■ **Problem**
In the records, find each line where "true" occurs, and copy it.

[Data records for software interfaces]
+-------+

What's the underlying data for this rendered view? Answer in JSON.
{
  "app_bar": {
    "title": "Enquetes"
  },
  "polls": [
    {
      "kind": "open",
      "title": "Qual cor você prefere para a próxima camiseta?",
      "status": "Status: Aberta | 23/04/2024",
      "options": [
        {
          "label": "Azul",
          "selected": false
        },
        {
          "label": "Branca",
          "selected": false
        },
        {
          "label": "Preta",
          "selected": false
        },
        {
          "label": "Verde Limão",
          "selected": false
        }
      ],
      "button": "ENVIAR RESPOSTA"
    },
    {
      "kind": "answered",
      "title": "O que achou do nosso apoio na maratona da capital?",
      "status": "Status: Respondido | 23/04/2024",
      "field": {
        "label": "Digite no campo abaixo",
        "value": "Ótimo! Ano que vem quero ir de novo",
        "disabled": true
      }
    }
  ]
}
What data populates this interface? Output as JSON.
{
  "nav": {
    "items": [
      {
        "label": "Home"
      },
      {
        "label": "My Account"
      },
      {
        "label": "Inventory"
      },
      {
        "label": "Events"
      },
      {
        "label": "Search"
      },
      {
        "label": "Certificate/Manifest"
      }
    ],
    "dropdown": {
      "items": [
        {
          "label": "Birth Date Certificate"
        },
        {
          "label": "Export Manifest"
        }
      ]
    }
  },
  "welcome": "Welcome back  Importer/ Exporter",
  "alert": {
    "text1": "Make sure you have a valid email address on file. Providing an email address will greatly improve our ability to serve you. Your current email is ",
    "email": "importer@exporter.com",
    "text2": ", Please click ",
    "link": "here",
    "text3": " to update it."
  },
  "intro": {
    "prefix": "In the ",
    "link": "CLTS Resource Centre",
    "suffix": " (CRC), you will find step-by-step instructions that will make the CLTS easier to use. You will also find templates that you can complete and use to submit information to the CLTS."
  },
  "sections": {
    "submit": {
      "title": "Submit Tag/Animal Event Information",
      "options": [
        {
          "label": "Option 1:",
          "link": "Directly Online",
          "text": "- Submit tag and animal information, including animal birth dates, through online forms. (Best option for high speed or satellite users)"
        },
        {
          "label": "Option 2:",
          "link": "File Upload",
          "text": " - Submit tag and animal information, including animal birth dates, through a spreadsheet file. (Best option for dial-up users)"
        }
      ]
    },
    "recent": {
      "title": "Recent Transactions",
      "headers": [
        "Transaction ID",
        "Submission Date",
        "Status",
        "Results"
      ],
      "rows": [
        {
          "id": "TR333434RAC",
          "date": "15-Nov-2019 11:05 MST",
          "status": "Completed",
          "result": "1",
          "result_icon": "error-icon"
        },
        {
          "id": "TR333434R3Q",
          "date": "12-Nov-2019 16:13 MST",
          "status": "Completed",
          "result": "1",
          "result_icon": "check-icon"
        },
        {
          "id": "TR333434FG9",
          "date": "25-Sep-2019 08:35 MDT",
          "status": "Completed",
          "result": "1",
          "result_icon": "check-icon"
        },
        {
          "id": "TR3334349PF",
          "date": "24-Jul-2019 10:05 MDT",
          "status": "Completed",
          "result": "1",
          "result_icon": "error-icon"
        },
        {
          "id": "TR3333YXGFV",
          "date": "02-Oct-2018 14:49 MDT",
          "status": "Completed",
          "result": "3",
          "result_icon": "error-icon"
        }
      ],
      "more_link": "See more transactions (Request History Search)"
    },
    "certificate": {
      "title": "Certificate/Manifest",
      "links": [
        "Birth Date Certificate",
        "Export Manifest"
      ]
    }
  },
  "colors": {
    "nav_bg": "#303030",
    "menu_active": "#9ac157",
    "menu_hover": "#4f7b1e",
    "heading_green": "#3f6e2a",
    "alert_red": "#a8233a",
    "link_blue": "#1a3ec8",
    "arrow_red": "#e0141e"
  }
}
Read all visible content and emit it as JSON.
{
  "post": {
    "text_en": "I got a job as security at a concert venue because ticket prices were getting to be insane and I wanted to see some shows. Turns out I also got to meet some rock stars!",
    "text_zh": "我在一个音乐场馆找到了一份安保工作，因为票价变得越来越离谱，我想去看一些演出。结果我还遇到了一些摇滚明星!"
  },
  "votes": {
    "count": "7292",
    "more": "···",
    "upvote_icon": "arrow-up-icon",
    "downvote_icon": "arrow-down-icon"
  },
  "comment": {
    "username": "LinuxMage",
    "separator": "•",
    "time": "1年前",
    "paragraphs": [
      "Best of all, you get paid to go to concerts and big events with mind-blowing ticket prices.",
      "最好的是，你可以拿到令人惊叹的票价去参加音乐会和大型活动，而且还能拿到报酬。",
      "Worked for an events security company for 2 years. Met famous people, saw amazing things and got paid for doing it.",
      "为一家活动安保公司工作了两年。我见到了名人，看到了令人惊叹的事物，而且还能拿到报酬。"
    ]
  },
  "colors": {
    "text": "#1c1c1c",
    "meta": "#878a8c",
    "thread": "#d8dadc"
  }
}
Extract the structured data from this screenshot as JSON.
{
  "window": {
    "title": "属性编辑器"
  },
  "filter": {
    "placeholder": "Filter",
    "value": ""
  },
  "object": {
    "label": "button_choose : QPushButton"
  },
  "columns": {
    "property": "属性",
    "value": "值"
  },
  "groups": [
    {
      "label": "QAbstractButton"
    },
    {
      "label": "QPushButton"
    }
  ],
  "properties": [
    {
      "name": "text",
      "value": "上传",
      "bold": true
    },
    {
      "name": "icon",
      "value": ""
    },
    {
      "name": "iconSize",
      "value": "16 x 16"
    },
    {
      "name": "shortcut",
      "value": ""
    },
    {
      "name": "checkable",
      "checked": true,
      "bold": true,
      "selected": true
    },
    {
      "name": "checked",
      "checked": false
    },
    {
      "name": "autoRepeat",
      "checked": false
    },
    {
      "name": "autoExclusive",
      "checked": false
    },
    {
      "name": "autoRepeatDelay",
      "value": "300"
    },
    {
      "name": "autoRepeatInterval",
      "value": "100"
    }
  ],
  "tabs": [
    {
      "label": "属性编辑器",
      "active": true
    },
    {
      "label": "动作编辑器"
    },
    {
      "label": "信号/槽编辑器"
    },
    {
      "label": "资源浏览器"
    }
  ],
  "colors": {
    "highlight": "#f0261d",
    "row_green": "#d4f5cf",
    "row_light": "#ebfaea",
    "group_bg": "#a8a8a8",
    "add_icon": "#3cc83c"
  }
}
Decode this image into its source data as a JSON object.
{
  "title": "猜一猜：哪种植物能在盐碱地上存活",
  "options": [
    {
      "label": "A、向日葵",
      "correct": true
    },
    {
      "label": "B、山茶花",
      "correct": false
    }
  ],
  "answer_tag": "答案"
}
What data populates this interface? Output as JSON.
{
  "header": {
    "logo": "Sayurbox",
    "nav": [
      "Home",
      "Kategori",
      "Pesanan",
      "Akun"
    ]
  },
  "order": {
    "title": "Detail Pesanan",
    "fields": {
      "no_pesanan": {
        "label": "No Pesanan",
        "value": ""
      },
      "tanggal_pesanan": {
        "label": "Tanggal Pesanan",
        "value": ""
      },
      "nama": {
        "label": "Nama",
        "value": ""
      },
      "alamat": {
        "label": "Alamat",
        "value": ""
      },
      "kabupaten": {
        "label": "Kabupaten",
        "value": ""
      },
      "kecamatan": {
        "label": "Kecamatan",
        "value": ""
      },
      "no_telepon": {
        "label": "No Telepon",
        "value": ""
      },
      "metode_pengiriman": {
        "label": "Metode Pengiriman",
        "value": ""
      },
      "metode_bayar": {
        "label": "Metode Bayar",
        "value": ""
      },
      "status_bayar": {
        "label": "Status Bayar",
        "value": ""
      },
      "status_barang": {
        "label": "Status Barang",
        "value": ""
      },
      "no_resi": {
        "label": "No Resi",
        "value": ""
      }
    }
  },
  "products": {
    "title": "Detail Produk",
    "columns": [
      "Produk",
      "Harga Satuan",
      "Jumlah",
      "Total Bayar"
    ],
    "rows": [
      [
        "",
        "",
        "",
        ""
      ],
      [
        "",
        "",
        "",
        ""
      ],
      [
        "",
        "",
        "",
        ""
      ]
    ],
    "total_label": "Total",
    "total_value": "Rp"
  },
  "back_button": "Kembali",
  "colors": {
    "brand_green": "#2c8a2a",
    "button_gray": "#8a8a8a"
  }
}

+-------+

■ **Task answer**
        "disabled": true
      "bold": true
      "checked": true,
      "bold": true,
      "selected": true
      "active": true
      "correct": true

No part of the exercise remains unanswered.